**EXERCISE INSTRUCTIONS:** The response should contain only those lines of the entries below that include the string "password".

**PROVIDED ENTRIES:**
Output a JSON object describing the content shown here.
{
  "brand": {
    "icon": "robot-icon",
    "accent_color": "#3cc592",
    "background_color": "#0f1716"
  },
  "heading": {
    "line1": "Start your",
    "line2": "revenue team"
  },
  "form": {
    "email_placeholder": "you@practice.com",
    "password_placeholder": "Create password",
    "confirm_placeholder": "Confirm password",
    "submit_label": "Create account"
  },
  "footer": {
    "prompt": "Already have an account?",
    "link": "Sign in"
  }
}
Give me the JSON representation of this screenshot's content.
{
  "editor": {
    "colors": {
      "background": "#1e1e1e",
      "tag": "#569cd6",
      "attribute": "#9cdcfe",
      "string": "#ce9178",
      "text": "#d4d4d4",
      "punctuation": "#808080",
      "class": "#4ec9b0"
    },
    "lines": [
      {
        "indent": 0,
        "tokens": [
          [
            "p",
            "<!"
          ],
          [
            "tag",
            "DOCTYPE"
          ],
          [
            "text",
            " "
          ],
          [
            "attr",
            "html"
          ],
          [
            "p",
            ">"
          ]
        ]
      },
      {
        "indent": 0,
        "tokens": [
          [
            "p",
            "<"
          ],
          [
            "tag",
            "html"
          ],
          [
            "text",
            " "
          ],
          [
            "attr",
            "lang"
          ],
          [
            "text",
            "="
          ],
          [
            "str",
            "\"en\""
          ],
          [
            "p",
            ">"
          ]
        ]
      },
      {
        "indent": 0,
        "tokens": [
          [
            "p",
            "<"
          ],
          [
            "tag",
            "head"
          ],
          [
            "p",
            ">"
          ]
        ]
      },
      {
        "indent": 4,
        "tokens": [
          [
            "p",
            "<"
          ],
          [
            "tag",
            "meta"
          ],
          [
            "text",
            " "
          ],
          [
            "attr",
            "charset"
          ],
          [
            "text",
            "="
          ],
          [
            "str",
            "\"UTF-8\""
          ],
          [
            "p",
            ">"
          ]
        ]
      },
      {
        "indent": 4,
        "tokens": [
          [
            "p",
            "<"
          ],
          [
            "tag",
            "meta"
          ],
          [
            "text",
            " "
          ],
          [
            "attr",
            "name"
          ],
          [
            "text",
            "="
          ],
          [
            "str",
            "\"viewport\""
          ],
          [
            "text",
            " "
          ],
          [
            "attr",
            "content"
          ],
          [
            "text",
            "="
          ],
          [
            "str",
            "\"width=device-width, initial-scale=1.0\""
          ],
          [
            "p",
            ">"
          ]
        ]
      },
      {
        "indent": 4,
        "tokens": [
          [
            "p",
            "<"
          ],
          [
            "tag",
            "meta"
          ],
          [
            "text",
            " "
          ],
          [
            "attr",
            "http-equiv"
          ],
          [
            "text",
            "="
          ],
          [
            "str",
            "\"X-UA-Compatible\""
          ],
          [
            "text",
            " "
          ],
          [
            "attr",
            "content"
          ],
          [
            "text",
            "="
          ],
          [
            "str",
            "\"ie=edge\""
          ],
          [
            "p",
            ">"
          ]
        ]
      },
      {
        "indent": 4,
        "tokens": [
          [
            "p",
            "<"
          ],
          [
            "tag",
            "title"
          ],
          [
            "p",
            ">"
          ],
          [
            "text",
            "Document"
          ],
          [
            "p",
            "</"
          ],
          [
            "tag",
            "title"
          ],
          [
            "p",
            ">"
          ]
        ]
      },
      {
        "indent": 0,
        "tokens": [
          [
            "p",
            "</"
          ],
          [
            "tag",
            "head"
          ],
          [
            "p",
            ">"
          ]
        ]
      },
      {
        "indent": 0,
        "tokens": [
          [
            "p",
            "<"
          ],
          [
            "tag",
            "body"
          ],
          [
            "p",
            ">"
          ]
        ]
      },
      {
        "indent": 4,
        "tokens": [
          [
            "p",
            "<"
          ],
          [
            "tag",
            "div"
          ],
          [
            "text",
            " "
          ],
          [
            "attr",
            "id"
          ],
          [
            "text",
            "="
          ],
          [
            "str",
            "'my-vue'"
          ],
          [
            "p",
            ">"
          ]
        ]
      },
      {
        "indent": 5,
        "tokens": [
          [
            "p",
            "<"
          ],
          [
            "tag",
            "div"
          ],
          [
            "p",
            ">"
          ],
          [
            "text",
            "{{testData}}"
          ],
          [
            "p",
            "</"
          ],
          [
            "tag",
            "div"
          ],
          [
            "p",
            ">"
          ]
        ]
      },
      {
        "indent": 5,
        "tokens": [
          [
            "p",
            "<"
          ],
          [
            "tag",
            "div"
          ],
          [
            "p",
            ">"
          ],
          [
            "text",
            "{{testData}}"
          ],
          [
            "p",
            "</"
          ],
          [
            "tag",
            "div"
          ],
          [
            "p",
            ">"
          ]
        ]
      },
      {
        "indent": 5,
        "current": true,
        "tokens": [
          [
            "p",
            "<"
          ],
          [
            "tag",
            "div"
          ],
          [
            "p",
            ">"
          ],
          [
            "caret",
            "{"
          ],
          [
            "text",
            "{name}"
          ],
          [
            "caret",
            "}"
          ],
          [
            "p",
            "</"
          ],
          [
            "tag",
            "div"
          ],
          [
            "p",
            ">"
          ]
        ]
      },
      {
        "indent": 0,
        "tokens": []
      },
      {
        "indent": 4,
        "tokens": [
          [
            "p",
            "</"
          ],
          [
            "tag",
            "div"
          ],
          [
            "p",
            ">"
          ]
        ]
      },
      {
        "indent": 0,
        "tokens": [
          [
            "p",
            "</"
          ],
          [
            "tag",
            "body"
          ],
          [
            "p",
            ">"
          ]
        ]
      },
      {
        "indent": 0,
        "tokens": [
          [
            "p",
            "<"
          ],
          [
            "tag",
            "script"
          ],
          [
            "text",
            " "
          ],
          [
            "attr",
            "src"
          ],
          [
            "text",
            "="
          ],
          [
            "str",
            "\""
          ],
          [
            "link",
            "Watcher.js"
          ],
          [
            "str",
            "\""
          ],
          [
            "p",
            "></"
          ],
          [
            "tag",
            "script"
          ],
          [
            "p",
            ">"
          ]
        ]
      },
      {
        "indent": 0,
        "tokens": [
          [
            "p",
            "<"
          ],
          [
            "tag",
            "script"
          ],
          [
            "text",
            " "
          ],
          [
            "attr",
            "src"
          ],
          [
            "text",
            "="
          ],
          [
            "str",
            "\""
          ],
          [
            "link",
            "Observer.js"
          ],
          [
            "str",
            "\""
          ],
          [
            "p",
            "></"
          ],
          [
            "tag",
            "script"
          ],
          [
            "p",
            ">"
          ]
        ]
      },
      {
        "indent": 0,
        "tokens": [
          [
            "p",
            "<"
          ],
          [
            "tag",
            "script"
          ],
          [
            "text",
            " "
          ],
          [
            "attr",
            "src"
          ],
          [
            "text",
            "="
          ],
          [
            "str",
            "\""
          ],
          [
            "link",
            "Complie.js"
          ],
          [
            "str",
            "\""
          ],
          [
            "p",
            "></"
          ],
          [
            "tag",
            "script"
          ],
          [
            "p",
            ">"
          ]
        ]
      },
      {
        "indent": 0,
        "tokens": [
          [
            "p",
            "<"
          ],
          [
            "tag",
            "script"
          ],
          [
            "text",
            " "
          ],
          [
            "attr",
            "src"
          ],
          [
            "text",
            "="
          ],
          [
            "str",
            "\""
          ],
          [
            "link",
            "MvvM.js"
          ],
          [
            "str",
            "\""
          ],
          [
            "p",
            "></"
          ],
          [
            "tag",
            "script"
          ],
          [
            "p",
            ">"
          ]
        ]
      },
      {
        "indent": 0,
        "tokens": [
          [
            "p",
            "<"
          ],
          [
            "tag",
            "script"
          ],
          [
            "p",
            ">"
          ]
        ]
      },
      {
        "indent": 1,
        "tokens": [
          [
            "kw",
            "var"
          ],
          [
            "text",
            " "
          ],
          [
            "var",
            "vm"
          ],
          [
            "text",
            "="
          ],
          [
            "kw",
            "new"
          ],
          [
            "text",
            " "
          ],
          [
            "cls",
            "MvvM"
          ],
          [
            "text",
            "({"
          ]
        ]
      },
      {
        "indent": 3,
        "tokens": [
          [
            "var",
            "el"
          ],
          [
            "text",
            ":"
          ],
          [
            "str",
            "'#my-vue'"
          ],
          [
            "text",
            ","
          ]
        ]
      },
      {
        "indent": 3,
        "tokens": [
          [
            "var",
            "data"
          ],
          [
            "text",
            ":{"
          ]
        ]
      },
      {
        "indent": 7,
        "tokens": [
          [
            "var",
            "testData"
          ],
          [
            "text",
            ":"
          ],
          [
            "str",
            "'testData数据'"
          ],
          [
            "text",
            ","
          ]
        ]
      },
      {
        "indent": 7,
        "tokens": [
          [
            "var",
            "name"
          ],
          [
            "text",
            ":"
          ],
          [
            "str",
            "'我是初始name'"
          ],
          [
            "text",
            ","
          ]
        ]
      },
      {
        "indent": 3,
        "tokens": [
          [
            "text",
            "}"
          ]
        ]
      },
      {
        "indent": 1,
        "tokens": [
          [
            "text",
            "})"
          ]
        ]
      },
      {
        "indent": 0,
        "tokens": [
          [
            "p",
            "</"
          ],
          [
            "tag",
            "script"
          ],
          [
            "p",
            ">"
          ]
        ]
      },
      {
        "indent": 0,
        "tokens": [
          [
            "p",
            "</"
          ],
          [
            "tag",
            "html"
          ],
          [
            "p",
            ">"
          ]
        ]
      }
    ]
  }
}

**ANSWER SECTION:**
    "password_placeholder": "Create password",
    "confirm_placeholder": "Confirm password",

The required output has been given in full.